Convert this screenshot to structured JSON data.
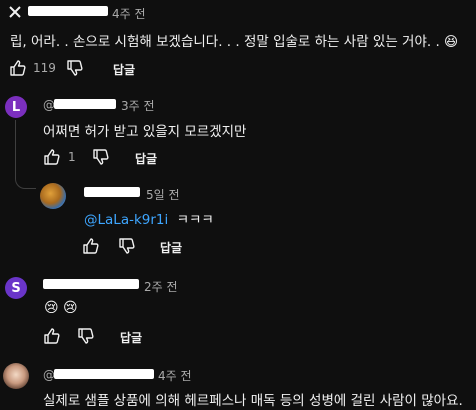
{
  "comments": [
    {
      "time": "4주 전",
      "text": "립, 어라. . 손으로 시험해 보겠습니다. . . 정말 입술로 하는 사람 있는 거야. . 😆",
      "likes": "119",
      "reply_label": "답글"
    },
    {
      "avatar_letter": "L",
      "avatar_color": "#7b2fbe",
      "handle_prefix": "@",
      "time": "3주 전",
      "text": "어쩌면 허가 받고 있을지 모르겠지만",
      "likes": "1",
      "reply_label": "답글"
    },
    {
      "time": "5일 전",
      "mention": "@LaLa-k9r1i",
      "text": "ㅋㅋㅋ",
      "reply_label": "답글"
    },
    {
      "avatar_letter": "S",
      "avatar_color": "#6a35c9",
      "time": "2주 전",
      "text": "😢 😢",
      "reply_label": "답글"
    },
    {
      "handle_prefix": "@",
      "time": "4주 전",
      "text": "실제로 샘플 상품에 의해 헤르페스나 매독 등의 성병에 걸린 사람이 많아요."
    }
  ]
}
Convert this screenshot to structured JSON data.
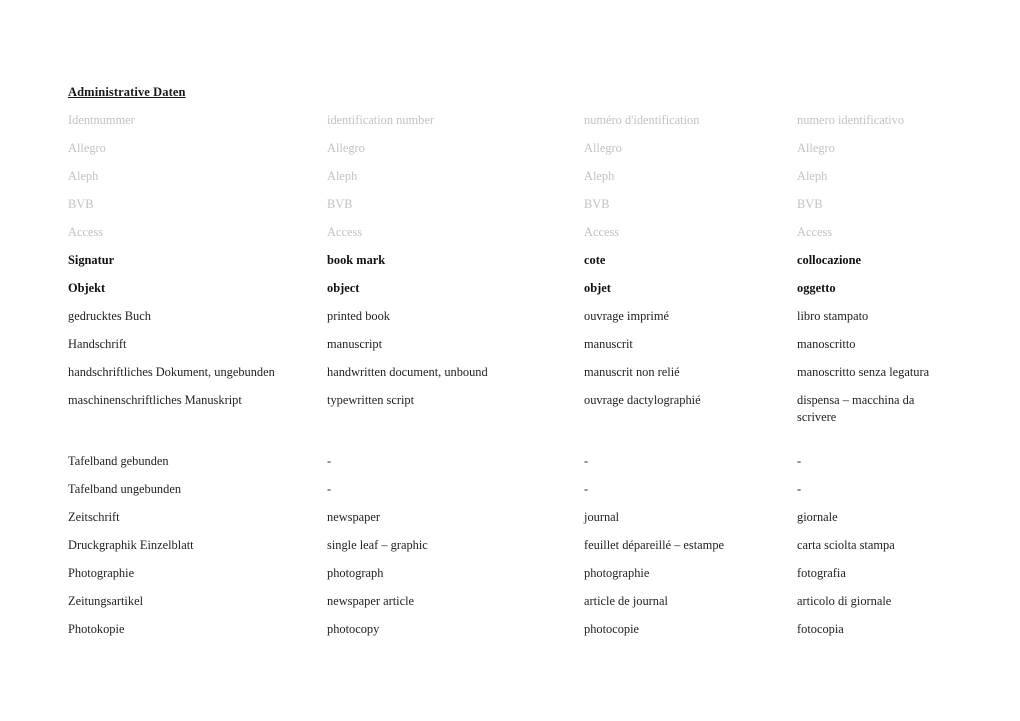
{
  "document": {
    "title": "Administrative Daten",
    "columns": [
      "german",
      "english",
      "french",
      "italian"
    ],
    "rows": [
      {
        "style": "muted",
        "cells": [
          "Identnummer",
          "identification number",
          "numéro d'identification",
          "numero identificativo"
        ]
      },
      {
        "style": "muted",
        "cells": [
          "Allegro",
          "Allegro",
          "Allegro",
          "Allegro"
        ]
      },
      {
        "style": "muted",
        "cells": [
          "Aleph",
          "Aleph",
          "Aleph",
          "Aleph"
        ]
      },
      {
        "style": "muted",
        "cells": [
          "BVB",
          "BVB",
          "BVB",
          "BVB"
        ]
      },
      {
        "style": "muted",
        "cells": [
          "Access",
          "Access",
          "Access",
          "Access"
        ]
      },
      {
        "style": "strong",
        "cells": [
          "Signatur",
          "book mark",
          "cote",
          "collocazione"
        ]
      },
      {
        "style": "strong",
        "cells": [
          "Objekt",
          "object",
          "objet",
          "oggetto"
        ]
      },
      {
        "style": "normal",
        "cells": [
          "gedrucktes Buch",
          "printed book",
          "ouvrage imprimé",
          "libro stampato"
        ]
      },
      {
        "style": "normal",
        "cells": [
          "Handschrift",
          "manuscript",
          "manuscrit",
          "manoscritto"
        ]
      },
      {
        "style": "normal",
        "cells": [
          "handschriftliches Dokument, ungebunden",
          "handwritten document, unbound",
          "manuscrit non relié",
          "manoscritto senza legatura"
        ]
      },
      {
        "style": "normal",
        "cells": [
          "maschinenschriftliches Manuskript",
          "typewritten script",
          "ouvrage dactylographié",
          "dispensa – macchina da scrivere"
        ]
      },
      {
        "style": "spacer",
        "cells": [
          "",
          "",
          "",
          ""
        ]
      },
      {
        "style": "normal",
        "cells": [
          "Tafelband gebunden",
          "-",
          "-",
          "-"
        ]
      },
      {
        "style": "normal",
        "cells": [
          "Tafelband ungebunden",
          "-",
          "-",
          "-"
        ]
      },
      {
        "style": "normal",
        "cells": [
          "Zeitschrift",
          "newspaper",
          "journal",
          "giornale"
        ]
      },
      {
        "style": "normal",
        "cells": [
          "Druckgraphik Einzelblatt",
          "single leaf – graphic",
          "feuillet dépareillé – estampe",
          "carta sciolta stampa"
        ]
      },
      {
        "style": "normal",
        "cells": [
          "Photographie",
          "photograph",
          "photographie",
          "fotografia"
        ]
      },
      {
        "style": "normal",
        "cells": [
          "Zeitungsartikel",
          "newspaper article",
          "article de journal",
          "articolo di giornale"
        ]
      },
      {
        "style": "normal",
        "cells": [
          "Photokopie",
          "photocopy",
          "photocopie",
          "fotocopia"
        ]
      }
    ]
  },
  "colors": {
    "page_background": "#ffffff",
    "text": "#222222",
    "muted_text": "#c2c2c2",
    "heading": "#111111"
  }
}
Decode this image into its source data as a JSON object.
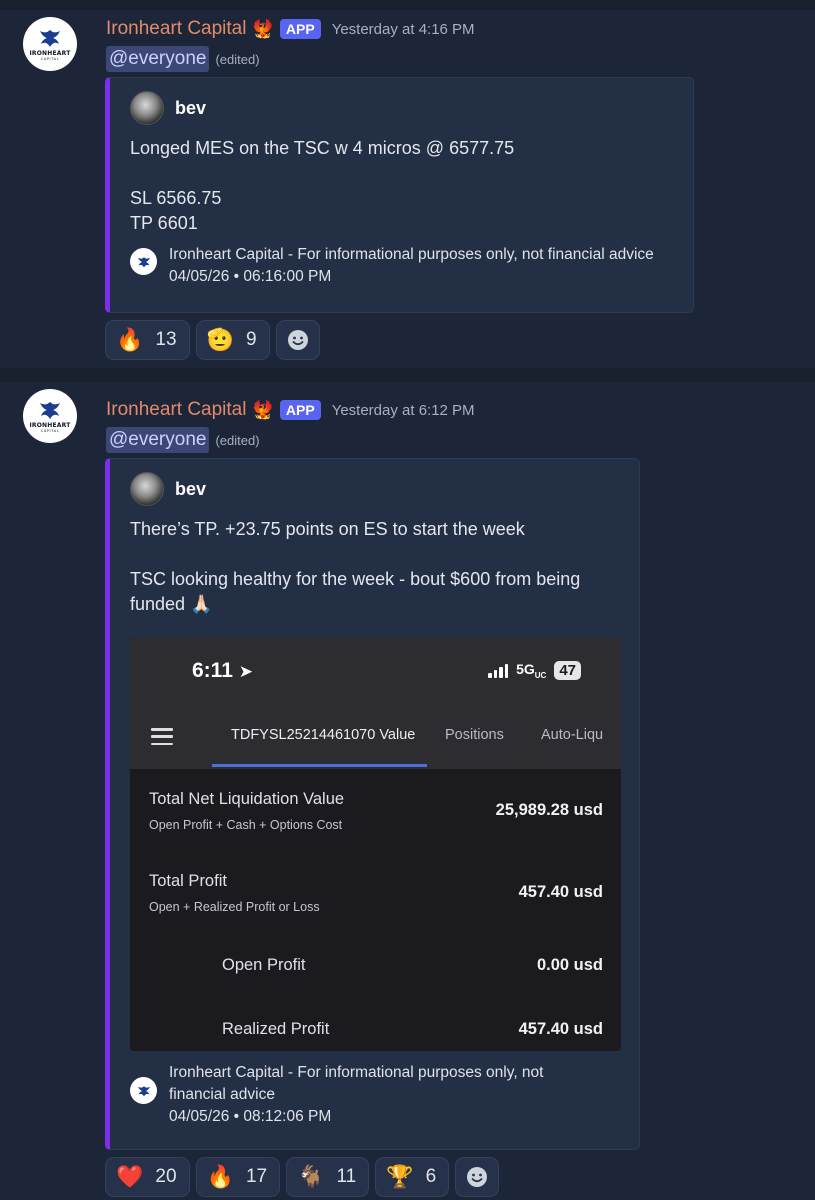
{
  "messages": [
    {
      "author": "Ironheart Capital",
      "badge_emoji": "🐦‍🔥",
      "app_badge": "APP",
      "timestamp": "Yesterday at 4:16 PM",
      "mention": "@everyone",
      "edited": "(edited)",
      "avatar_text": "IRONHEART",
      "avatar_subtext": "CAPITAL",
      "embed": {
        "author_name": "bev",
        "text_lines": [
          "Longed MES on the TSC w 4 micros @ 6577.75",
          "SL 6566.75",
          "TP 6601"
        ],
        "footer_line1": "Ironheart Capital - For informational purposes only, not financial advice",
        "footer_line2": "04/05/26  •  06:16:00 PM"
      },
      "reactions": [
        {
          "emoji": "🔥",
          "count": "13"
        },
        {
          "emoji": "🫡",
          "count": "9"
        }
      ]
    },
    {
      "author": "Ironheart Capital",
      "badge_emoji": "🐦‍🔥",
      "app_badge": "APP",
      "timestamp": "Yesterday at 6:12 PM",
      "mention": "@everyone",
      "edited": "(edited)",
      "avatar_text": "IRONHEART",
      "avatar_subtext": "CAPITAL",
      "embed": {
        "author_name": "bev",
        "text_lines": [
          "There’s TP. +23.75 points on ES to start the week",
          "TSC looking healthy for the week - bout $600 from being",
          "funded 🙏🏻"
        ],
        "footer_line1": "Ironheart Capital - For informational purposes only, not",
        "footer_line1b": "financial advice",
        "footer_line2": "04/05/26  •  08:12:06 PM"
      },
      "reactions": [
        {
          "emoji": "❤️",
          "count": "20"
        },
        {
          "emoji": "🔥",
          "count": "17"
        },
        {
          "emoji": "🐐",
          "count": "11"
        },
        {
          "emoji": "🏆",
          "count": "6"
        }
      ]
    }
  ],
  "screenshot": {
    "time": "6:11",
    "network": "5G",
    "network_sub": "UC",
    "battery": "47",
    "tabs": [
      "TDFYSL25214461070 Value",
      "Positions",
      "Auto-Liqu"
    ],
    "rows": [
      {
        "label": "Total Net Liquidation Value",
        "sub": "Open Profit + Cash + Options Cost",
        "value": "25,989.28 usd"
      },
      {
        "label": "Total Profit",
        "sub": "Open + Realized Profit or Loss",
        "value": "457.40 usd"
      },
      {
        "label": "Open Profit",
        "value": "0.00 usd"
      },
      {
        "label": "Realized Profit",
        "value": "457.40 usd"
      }
    ]
  },
  "colors": {
    "background": "#1c2535",
    "username": "#e38a6a",
    "app_badge": "#5865f2",
    "embed_border": "#7c2ee8",
    "mention_bg": "#3d4775"
  }
}
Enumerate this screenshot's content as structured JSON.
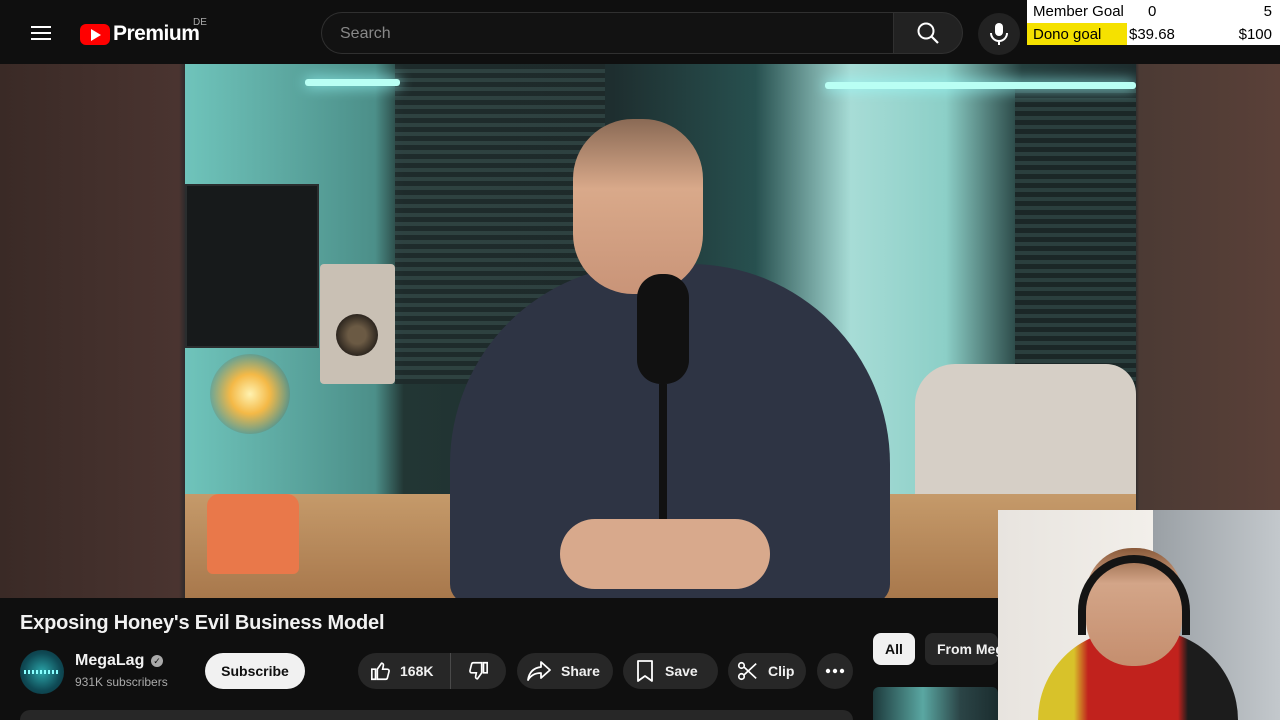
{
  "header": {
    "brand": "Premium",
    "country_code": "DE",
    "search": {
      "placeholder": "Search",
      "value": ""
    }
  },
  "goals": {
    "member_label": "Member Goal",
    "member_current": "0",
    "member_target": "5",
    "dono_label": "Dono goal",
    "dono_current": "$39.68",
    "dono_target": "$100"
  },
  "video": {
    "title": "Exposing Honey's Evil Business Model"
  },
  "channel": {
    "name": "MegaLag",
    "subscribers": "931K subscribers",
    "subscribe_label": "Subscribe"
  },
  "actions": {
    "like_count": "168K",
    "share_label": "Share",
    "save_label": "Save",
    "clip_label": "Clip"
  },
  "sidebar_chips": [
    "All",
    "From MegaLag"
  ],
  "colors": {
    "background": "#0f0f0f",
    "brand_red": "#ff0000",
    "pill_bg": "#272727",
    "dono_highlight": "#f5e100"
  }
}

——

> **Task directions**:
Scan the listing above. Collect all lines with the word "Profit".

> **Output for this exercise**:
        "sub": "Open Profit + Cash + Options Cost",
        "label": "Total Profit",
        "sub": "Open + Realized Profit or Loss",
        "label": "Open Profit",
        "label": "Realized Profit",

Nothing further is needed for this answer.